Several generic profiles are bundled with the pipeline which instruct the pipeline to use software packaged using different methods (Docker, Singularity, Podman, Conda) - see below.

We highly recommend the use of Docker or Singularity containers for full pipeline reproducibility, however when this is not possible, Conda is also supported.

The pipeline also dynamically loads configurations from when it runs, making multiple config profiles for various institutional clusters available at run time. For more information and to see if your system is available in these configs please see the nf-core/configs documentation.

Note that multiple profiles can be loaded, for example: -profile test,docker - the order of arguments is important! They are loaded in sequence, so later profiles can overwrite earlier profiles.

If -profile is not specified, the pipeline will run locally and expect all software to be installed and available on the PATH. This is not recommended.

  • docker
    • A generic configuration profile to be used with Docker
    • Pulls software from Docker Hub: nfcore/rnaseq
  • singularity
  • podman
    • A generic configuration profile to be used with Podman
    • Pulls software from Docker Hub: nfcore/rnaseq
  • conda
    • Please only use Conda as a last resort i.e. when it’s not possible to run the pipeline with Docker, Singularity or Podman.
    • A generic configuration profile to be used with Conda
    • Pulls most software from Bioconda
  • test
    • A profile with a complete configuration for automated testing
    • Includes links to test data so needs no other parameters


Specify this when restarting a pipeline. Nextflow will used cached results from any pipeline steps where the inputs are the same, continuing from where it got to previously.

You can also supply a run name to resume a specific run: -resume [run-name]. Use the nextflow log command to show previous run names.


Specify the path to a specific config file (this is a core Nextflow command). See the nf-core website documentation for more information.

Custom resource requests

Each step in the pipeline has a default set of requirements for number of CPUs, memory and time. For most of the steps in the pipeline, if the job exits with an error code of 143 (exceeded requested resources) it will automatically resubmit with higher requests (2 x original, then 3 x original). If it still fails after three times then the pipeline is stopped.

Whilst these default requirements will hopefully work for most people with most data, you may find that you want to customise the compute resources that the pipeline requests. You can do this by creating a custom config file.
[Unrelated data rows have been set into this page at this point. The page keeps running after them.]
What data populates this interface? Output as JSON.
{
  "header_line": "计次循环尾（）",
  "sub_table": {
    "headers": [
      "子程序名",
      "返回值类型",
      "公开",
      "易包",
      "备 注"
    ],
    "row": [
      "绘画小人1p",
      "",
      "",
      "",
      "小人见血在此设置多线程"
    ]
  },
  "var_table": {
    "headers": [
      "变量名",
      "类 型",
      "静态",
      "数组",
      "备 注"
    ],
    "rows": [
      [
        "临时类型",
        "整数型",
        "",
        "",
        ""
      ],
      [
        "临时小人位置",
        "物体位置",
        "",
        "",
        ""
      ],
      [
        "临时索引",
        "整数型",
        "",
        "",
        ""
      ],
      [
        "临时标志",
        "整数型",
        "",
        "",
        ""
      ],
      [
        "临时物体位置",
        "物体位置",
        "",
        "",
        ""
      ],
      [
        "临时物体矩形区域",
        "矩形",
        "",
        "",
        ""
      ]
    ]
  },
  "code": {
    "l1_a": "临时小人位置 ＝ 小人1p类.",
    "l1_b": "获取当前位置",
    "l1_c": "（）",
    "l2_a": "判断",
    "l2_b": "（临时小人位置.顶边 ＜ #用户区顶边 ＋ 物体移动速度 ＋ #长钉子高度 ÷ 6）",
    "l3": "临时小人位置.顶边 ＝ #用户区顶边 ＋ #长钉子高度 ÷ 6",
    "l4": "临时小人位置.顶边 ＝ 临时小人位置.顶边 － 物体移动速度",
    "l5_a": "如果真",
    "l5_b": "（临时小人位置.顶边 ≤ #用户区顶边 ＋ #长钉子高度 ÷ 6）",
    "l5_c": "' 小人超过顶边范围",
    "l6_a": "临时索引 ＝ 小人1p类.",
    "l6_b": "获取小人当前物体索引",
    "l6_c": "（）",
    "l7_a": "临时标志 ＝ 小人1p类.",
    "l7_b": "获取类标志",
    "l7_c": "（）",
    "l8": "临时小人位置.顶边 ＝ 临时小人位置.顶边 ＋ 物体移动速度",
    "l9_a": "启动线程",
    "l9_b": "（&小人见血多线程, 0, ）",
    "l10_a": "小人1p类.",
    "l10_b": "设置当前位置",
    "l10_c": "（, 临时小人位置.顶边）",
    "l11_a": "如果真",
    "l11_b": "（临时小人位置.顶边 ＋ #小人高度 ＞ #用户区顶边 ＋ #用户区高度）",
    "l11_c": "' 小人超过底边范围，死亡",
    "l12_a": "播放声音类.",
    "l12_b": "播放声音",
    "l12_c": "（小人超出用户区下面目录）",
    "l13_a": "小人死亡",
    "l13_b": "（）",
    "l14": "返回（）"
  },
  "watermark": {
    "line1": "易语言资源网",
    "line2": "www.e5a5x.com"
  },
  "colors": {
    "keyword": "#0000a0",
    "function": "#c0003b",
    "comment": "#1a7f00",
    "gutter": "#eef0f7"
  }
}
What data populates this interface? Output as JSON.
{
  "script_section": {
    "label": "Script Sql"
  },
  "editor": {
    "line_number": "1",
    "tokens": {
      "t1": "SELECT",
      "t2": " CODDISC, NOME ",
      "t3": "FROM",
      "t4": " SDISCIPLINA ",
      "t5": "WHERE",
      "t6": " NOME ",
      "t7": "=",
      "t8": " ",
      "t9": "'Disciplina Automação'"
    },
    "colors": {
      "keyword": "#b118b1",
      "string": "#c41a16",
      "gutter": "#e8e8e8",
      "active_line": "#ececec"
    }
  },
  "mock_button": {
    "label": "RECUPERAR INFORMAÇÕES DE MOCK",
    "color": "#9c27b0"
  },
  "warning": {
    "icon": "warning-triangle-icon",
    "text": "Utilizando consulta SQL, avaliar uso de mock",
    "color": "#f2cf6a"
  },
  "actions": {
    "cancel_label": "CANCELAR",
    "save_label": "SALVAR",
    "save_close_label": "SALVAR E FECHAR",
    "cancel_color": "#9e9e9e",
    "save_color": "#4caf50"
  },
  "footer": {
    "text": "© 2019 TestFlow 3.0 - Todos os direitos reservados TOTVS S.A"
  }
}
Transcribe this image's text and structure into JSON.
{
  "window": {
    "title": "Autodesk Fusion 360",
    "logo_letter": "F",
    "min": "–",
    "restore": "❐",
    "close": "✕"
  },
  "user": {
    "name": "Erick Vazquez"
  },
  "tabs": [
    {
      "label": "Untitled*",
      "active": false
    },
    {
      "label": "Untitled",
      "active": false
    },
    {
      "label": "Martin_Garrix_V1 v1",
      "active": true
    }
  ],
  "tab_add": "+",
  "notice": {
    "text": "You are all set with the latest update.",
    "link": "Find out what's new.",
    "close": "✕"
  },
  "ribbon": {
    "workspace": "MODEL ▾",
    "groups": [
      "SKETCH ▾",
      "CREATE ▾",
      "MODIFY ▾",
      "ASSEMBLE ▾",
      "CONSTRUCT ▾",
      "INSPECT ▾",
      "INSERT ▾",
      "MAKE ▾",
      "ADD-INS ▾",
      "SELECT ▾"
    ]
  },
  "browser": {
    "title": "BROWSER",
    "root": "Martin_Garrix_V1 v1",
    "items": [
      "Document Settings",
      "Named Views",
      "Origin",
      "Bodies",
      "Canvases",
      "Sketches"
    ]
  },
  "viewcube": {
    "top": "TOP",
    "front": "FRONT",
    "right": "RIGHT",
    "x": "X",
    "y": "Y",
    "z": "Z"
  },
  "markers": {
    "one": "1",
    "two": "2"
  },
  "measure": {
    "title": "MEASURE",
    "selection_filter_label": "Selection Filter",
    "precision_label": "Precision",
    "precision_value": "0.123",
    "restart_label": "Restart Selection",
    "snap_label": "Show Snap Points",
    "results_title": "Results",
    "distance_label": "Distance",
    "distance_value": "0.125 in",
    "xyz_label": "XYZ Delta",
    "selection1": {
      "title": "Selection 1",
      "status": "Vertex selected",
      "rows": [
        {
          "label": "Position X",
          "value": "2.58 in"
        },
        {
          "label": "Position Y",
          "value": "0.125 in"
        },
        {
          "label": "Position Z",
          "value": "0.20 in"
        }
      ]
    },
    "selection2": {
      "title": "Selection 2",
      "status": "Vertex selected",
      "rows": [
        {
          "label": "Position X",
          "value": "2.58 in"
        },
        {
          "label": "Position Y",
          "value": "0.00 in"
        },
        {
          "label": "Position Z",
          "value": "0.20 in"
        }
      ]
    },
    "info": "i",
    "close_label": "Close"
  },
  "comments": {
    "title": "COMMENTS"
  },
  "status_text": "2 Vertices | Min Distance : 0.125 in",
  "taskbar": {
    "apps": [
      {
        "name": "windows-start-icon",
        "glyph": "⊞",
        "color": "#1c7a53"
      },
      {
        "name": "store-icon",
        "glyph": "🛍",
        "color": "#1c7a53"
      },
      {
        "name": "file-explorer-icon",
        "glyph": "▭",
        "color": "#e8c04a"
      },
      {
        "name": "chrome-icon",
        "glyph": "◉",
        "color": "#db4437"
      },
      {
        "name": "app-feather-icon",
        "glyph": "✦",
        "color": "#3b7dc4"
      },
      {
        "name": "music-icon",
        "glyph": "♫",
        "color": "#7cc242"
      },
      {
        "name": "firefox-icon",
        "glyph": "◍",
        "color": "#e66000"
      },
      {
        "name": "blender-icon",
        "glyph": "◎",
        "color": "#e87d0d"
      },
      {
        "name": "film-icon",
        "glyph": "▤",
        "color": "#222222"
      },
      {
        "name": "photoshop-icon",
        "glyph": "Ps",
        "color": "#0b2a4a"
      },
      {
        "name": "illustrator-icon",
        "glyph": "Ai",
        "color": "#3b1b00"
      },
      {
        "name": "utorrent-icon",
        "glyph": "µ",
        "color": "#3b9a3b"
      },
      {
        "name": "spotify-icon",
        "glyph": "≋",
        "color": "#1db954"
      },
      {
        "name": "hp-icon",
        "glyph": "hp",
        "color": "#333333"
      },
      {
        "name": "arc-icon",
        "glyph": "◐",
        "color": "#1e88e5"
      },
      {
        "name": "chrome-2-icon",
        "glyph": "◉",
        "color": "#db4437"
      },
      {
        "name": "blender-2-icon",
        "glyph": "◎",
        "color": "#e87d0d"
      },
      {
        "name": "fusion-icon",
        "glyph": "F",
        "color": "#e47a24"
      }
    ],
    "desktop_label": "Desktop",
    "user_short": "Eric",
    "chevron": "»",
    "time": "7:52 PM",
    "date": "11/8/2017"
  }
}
For example, to give the workflow process star 32GB of memory, you could use the following config:

process {
  withName: star {
    memory = 32.GB

See the main Nextflow documentation for more information.

If you are likely to be running nf-core pipelines regularly it may be a good idea to request that your custom config file is uploaded to the nf-core/configs git repository. Before you do this please can you test that the config file works with your pipeline of choice using the -c parameter (see definition above). You can then create a pull request to the nf-core/configs repository with the addition of your config file, associated documentation file (see examples in nf-core/configs/docs), and amending nfcore_custom.config to include your custom profile.

If you have any questions or issues please send us a message on Slack on the #configs channel.

Running in the background

Nextflow handles job submissions and supervises the running jobs. The Nextflow process must run until the pipeline is finished.

The Nextflow -bg flag launches Nextflow in the background, detached from your terminal so that the workflow does not stop if you log out of your session. The logs are saved to a file.

Alternatively, you can use screen / tmux or similar tool to create a detached session which you can log back into at a later time. Some HPC setups also allow you to run nextflow within a cluster job submitted your job scheduler (from where it submits more jobs).

Nextflow memory requirements

In some cases, the Nextflow Java virtual machines can start to request a large amount of memory. We recommend adding the following line to your environment to limit this (typically in ~/.bashrc or ~./bash_profile):

NXF_OPTS='-Xms1g -Xmx4g'